During my time with the Primavera, I got very comfortable living the scooter life. So much so that having to step over the seat to get on a motorcycle seemed downright awkward.
Stacked up to the scooters we compared a few weeks ago, the Primavera struggles to be competitive in the performance areas. Its 150 cc single topped out about 60 mph, barely fast enough to ride along the Pacific Coast Highway and definitely not capable of hanging on Los Angeles freeways. However, given the 11-inch wheels it rolls on, I don't think I would really want to see the little Vespa pushed much faster. Steering is incredibly sharp, so much so that I always made sure to keep a hand on the bars at all times.
The Vespa Primavera is a beautiful scooter. Vespas have always been stylish, and this all-new scoot does a great job of blending old lines with newer technology, like LED running lights and an updated instrument panel. Everything from the headlight to the paint are absolutely stunning, which makes for quite an eye-catching little scooter.
At somewhere in the neighborhood of 115 mpg, the Primavera is very economical. I only had to put gas in ours one time in the month that we had it, and I put almost 400 miles on it.
I love that Vespa left the rear as a mechanically operated drum brake. The hooligan in me wishes more bikes had a lefthand rear-brake lever sans ABS. Sliding the rear of something like the Primavera literally never got old.
I was sad to see the Primavera struggle to keep pace down roads like the Pacific Coast Highway or other normal roads with higher speed limits. After spending time on the Smax and Burgman, I had become accustomed to pairing scooter sensibilities with the ability to ride longer distances. Sadly, the Primavera seemed determined to stay within a relatively small radius of my house. It was just too slow to pull its weight for normal Southern California day-to-day life.
The lack of a sidestand was annoying to no end. Sure, putting the thing up on its centerstand was cute and kind of fun in the right circumstances, but most of the time I just wanted to slide out a side stand and be on my way.
It's hard to find a direct competitor for a bike like the Primavera. Sure, there are other 150 cc scooters, but not with the Primavera's classic styling. With an MSRP of $4,799, the Primavera is in the same price range as the Smax and Burgman 200, but it has a completely different skill set and personality. With the Yamaha Vino 125 no longer available, the only similarly styled scooters are 50 cc models like the Vino Classic and the Honda Metropolitan. The other alternative is a larger Vespa model, but those start at nearly $2,000 more expensive.

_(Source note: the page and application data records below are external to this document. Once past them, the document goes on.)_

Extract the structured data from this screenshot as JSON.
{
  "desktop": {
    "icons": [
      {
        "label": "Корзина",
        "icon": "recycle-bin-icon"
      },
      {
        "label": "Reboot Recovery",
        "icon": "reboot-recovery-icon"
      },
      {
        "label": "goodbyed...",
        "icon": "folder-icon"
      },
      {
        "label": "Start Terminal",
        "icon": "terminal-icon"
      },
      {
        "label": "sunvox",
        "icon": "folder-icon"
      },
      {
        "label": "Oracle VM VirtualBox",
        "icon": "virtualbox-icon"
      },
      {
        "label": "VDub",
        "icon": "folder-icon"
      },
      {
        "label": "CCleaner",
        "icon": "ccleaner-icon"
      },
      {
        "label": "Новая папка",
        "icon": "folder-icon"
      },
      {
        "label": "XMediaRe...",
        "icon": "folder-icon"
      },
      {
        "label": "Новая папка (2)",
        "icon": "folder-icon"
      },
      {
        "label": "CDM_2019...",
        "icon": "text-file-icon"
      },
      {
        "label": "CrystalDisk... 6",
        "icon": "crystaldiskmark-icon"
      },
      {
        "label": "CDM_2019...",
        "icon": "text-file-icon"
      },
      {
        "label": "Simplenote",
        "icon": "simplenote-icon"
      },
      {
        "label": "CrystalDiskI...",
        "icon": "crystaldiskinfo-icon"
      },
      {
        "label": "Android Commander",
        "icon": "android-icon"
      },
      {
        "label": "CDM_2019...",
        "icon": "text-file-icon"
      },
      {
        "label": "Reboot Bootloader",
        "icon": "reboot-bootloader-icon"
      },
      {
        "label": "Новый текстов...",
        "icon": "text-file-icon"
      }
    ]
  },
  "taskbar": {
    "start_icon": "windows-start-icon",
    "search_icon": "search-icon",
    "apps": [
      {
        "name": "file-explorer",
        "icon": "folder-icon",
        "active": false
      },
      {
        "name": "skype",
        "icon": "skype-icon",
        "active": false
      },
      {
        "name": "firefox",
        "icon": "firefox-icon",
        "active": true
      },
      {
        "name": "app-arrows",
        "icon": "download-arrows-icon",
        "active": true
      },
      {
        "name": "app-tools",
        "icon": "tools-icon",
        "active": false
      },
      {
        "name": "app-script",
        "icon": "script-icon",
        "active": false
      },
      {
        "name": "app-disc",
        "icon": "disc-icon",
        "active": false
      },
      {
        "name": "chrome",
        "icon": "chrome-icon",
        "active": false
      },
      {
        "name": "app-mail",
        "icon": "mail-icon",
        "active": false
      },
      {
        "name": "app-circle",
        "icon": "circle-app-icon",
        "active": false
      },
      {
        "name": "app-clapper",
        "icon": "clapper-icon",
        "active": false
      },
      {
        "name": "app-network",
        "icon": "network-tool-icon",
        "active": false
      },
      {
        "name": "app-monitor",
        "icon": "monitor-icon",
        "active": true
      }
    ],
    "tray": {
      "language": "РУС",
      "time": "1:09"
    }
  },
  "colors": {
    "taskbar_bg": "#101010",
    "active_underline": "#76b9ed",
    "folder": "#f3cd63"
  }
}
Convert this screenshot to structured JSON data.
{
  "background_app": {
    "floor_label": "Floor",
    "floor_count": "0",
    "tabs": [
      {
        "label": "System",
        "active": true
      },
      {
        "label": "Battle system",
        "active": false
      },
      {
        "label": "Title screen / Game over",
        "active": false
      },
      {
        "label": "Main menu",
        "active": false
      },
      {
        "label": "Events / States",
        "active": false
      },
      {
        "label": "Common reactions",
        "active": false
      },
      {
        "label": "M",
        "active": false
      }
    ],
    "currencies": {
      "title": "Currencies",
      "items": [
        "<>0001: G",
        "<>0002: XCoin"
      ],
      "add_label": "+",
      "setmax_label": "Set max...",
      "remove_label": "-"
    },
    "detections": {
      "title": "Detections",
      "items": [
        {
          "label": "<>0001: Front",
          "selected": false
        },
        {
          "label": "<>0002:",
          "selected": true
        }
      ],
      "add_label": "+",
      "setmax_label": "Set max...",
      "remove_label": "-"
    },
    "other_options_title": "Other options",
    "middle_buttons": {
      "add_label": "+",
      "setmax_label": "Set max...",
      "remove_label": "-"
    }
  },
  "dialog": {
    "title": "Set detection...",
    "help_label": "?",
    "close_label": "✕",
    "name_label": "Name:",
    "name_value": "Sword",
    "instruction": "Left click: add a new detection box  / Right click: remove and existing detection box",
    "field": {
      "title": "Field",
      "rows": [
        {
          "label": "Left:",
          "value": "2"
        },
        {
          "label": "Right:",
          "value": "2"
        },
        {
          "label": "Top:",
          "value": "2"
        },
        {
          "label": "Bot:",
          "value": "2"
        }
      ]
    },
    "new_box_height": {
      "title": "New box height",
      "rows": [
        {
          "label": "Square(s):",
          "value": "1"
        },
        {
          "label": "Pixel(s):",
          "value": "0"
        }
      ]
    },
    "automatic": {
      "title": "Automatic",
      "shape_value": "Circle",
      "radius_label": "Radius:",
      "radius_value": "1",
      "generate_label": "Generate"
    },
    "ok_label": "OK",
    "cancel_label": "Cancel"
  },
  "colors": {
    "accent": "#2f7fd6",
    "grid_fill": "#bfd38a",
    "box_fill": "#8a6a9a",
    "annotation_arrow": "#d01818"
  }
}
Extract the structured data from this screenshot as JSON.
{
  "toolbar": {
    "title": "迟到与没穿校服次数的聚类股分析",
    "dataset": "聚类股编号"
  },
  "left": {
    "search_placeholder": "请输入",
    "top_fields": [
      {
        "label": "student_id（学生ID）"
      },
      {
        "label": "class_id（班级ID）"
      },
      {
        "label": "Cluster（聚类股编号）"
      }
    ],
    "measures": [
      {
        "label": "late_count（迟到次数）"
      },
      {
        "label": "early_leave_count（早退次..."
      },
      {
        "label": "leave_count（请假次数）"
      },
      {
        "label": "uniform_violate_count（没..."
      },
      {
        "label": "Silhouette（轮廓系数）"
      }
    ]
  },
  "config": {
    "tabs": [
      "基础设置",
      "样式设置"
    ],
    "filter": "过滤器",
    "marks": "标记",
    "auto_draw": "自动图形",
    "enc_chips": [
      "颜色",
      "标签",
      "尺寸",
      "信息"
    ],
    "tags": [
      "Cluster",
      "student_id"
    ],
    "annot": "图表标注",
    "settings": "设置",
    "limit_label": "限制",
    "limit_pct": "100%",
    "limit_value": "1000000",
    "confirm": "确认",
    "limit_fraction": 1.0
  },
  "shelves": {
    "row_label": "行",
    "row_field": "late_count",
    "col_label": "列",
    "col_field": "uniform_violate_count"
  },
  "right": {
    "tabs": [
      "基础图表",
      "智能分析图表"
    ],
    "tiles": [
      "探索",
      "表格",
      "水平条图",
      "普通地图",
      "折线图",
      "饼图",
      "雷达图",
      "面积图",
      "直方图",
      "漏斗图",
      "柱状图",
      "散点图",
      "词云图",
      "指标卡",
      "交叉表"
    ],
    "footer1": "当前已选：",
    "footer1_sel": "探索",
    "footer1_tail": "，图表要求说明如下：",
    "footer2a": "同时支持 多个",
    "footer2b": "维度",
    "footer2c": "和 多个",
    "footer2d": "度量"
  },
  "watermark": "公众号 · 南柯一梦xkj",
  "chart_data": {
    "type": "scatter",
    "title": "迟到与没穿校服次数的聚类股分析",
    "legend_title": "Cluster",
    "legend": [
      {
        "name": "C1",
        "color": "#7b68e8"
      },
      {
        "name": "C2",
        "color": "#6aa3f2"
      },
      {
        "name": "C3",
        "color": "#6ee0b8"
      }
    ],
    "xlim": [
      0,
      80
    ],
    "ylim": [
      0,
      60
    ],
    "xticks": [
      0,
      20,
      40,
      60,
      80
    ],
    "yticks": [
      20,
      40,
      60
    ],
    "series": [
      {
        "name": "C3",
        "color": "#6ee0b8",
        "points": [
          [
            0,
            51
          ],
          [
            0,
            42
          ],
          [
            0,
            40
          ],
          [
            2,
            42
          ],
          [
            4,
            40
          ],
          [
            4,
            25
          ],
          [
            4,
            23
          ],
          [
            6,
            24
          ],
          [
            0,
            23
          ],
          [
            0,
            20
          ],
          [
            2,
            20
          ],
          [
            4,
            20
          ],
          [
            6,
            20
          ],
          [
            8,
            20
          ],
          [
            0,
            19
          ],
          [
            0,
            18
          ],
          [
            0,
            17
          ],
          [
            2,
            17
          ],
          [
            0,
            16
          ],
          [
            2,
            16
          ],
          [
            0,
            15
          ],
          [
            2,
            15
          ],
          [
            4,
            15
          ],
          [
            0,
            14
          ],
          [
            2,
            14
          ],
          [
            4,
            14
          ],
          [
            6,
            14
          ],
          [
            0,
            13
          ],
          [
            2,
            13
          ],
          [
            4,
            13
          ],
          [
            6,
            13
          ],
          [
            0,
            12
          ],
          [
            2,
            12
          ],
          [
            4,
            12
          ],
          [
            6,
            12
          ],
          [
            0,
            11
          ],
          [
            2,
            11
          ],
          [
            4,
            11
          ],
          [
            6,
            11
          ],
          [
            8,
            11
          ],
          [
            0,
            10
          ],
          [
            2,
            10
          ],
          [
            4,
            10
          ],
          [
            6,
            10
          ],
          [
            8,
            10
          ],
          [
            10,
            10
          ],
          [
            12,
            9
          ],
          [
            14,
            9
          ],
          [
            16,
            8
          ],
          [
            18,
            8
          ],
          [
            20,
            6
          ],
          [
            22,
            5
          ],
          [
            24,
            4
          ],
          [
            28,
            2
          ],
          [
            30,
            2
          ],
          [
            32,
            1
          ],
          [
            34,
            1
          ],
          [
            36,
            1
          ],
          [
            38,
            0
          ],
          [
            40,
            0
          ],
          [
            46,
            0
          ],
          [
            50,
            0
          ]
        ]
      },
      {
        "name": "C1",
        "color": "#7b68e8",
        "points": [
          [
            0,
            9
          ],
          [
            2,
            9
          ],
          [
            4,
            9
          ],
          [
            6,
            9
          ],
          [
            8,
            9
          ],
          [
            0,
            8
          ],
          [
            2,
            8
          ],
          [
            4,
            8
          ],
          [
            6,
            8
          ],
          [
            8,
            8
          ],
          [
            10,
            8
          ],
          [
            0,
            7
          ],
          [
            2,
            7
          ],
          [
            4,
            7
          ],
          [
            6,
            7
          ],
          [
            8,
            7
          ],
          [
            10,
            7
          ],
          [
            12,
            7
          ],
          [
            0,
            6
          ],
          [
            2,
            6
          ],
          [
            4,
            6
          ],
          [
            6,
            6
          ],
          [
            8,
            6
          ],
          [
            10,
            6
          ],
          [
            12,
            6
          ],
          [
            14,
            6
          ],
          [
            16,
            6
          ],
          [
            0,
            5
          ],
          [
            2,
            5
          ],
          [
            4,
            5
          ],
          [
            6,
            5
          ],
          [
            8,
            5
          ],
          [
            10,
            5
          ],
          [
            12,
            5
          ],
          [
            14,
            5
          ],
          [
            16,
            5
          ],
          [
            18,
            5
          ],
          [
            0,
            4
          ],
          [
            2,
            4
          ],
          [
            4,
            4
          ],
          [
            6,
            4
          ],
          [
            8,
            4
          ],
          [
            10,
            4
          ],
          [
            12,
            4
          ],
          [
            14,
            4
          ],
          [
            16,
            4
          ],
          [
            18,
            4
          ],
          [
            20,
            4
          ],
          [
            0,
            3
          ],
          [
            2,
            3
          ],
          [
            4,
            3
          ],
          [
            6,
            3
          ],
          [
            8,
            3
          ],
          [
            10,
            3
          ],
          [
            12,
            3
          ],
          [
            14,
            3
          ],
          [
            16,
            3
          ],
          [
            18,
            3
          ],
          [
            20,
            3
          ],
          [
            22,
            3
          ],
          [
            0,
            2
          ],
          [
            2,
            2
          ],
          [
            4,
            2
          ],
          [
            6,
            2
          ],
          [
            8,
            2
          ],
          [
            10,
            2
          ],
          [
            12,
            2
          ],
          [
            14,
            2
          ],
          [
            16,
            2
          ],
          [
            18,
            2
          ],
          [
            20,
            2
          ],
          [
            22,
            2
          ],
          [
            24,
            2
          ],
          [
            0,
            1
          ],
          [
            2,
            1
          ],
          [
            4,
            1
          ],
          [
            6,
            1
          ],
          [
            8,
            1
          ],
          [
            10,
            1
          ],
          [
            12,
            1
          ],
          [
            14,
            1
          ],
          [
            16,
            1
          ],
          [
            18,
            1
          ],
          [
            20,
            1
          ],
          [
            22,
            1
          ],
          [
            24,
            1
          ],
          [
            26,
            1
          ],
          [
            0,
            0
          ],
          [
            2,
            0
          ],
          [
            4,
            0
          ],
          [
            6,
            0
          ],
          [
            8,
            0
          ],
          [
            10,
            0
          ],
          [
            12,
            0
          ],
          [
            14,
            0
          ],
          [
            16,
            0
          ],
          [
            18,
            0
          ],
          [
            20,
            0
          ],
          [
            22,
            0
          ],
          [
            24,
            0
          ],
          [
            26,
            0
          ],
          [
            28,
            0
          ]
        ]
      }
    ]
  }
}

The Vespa Primavera is the perfect scooter... for a very specific buyer. If you or your significant other wants something cute to ride around town on, there simply isn't a better option. Vespa made a host of updates to the old LX that really improved performance and comfort, but kept the price much more entry-level than the $10,500 Vespa 946.
During my time with the bike, several friends' wives and a neighbor or two all asked me about the scooter and mentioned they had considered getting one. Again, this isn't for the utilitarian "most bang for your buck" crowd, but for those who want a fairly cheap bike that costs next to nothing to run that will get them around town stylishly. If there was ever a vehicle that embodied our "form over function" love of two-wheeled things, the Vespa Primavera is it.
This story was updated Jan. 12. 2015, to clarify the Primavera's construction.